### TASK STATEMENT
Only lines containing the string "JSON" belong in the answer; copy all of them from the entries.
BEGIN DATA EXTRACTS
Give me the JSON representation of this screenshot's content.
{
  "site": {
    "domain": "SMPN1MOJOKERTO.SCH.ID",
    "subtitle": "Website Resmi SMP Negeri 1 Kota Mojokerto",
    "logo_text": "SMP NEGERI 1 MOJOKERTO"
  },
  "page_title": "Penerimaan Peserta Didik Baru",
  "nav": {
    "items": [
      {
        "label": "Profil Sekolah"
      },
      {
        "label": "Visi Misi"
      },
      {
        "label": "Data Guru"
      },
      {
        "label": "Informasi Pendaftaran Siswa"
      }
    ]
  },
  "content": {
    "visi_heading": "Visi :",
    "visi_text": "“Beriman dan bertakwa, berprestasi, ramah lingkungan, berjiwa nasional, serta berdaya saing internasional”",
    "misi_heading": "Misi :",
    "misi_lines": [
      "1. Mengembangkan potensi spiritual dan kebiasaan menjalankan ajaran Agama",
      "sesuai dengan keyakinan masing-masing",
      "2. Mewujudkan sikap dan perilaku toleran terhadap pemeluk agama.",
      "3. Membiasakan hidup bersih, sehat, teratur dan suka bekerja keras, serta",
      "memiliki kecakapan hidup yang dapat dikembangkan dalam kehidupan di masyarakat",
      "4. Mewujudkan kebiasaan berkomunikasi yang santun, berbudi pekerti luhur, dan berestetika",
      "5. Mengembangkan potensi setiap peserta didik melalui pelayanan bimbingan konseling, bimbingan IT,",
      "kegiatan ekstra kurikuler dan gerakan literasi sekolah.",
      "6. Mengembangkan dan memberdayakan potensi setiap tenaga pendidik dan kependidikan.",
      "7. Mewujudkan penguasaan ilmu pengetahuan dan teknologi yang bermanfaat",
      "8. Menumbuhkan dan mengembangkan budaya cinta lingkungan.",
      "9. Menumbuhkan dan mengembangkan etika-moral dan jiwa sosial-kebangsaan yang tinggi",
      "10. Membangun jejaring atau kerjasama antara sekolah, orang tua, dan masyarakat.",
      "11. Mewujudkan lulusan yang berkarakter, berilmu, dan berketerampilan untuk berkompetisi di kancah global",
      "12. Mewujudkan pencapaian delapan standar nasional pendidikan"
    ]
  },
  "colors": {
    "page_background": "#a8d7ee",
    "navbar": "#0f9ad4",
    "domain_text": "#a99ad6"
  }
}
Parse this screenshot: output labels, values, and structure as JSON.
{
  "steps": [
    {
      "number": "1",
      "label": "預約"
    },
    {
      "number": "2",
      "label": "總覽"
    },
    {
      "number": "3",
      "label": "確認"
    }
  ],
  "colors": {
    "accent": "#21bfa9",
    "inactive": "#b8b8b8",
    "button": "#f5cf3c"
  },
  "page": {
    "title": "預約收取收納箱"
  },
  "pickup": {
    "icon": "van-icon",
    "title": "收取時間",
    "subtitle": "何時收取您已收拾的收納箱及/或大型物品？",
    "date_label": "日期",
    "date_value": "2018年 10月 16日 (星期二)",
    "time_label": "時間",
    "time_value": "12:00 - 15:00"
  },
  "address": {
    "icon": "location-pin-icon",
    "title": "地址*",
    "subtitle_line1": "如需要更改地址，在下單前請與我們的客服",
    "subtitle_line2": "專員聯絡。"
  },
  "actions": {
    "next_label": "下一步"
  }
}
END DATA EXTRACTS
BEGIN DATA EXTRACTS
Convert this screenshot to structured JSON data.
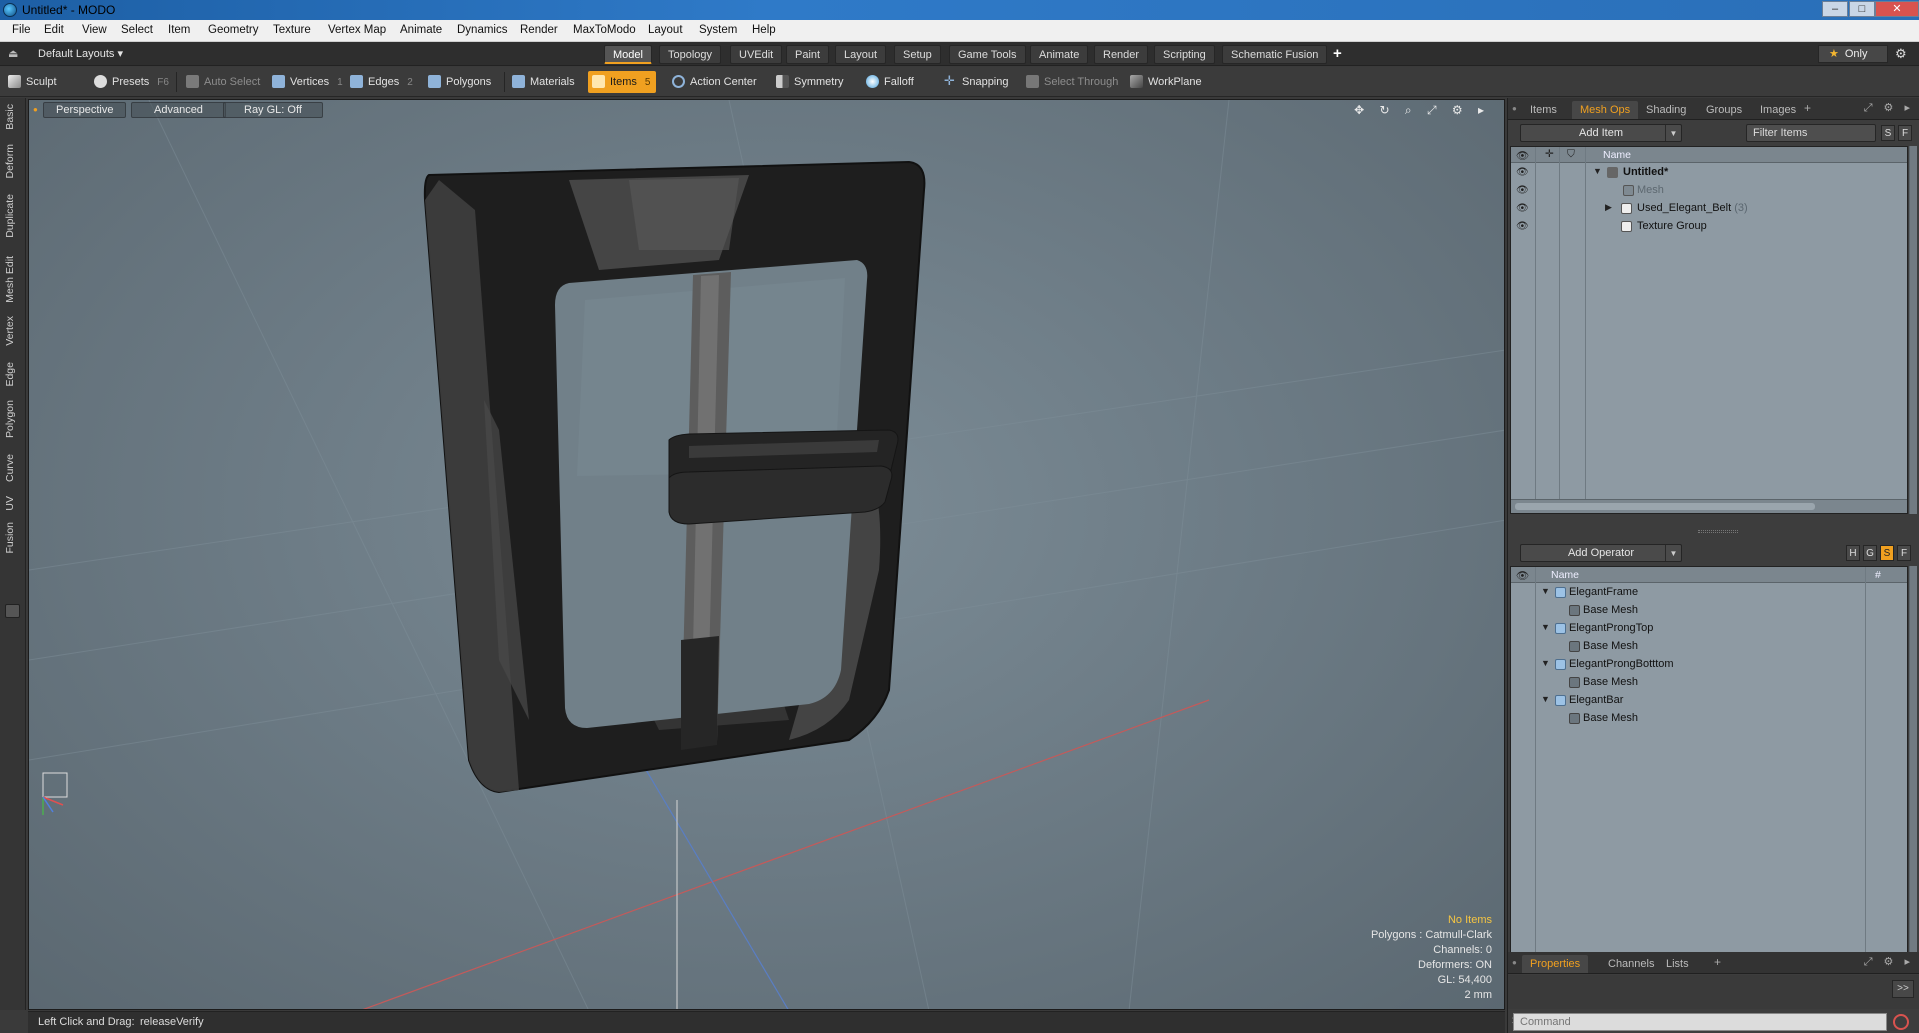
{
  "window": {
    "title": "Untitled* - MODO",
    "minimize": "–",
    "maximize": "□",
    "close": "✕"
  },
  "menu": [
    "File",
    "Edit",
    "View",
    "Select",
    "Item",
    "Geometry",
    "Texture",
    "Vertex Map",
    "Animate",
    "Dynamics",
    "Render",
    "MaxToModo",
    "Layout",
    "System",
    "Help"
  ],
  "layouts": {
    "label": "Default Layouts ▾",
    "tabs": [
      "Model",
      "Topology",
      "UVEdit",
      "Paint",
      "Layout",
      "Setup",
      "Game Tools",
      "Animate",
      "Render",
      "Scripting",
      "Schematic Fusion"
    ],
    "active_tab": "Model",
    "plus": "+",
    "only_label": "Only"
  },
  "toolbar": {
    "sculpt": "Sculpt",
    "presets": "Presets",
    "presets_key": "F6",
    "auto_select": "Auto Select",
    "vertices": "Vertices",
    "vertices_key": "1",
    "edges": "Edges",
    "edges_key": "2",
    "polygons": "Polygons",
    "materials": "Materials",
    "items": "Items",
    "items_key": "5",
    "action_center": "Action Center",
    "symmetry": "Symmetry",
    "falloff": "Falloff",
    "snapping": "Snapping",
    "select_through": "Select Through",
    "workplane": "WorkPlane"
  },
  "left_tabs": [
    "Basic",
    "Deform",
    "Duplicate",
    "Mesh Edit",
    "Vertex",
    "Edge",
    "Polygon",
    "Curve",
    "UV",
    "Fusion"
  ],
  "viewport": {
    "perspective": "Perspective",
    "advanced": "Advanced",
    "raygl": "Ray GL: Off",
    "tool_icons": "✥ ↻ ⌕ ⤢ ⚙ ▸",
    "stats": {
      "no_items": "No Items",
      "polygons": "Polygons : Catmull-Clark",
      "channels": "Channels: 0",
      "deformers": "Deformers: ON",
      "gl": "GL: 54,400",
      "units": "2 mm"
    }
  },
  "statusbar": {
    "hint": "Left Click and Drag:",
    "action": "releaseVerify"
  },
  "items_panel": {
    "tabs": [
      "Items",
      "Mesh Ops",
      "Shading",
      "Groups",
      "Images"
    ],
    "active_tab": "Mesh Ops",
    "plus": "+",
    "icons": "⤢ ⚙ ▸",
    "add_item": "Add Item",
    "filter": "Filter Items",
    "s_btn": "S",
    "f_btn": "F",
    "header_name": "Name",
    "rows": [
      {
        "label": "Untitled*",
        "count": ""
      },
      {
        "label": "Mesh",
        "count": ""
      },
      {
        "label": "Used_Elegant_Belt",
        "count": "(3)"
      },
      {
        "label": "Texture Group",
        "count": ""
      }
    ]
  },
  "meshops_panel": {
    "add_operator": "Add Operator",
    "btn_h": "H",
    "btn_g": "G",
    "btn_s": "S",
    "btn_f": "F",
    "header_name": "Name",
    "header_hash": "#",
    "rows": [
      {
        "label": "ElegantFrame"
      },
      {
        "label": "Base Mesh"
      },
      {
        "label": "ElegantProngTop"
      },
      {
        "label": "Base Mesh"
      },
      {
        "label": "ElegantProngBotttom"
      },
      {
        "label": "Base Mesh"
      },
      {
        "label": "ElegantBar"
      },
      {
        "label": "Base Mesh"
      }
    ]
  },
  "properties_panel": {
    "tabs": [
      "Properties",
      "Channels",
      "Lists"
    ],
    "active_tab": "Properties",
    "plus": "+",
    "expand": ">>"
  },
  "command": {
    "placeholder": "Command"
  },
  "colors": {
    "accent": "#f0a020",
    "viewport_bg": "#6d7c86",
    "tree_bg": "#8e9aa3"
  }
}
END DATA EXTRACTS
### EXERCISE SOLUTION
Give me the JSON representation of this screenshot's content.
Parse this screenshot: output labels, values, and structure as JSON.
Convert this screenshot to structured JSON data.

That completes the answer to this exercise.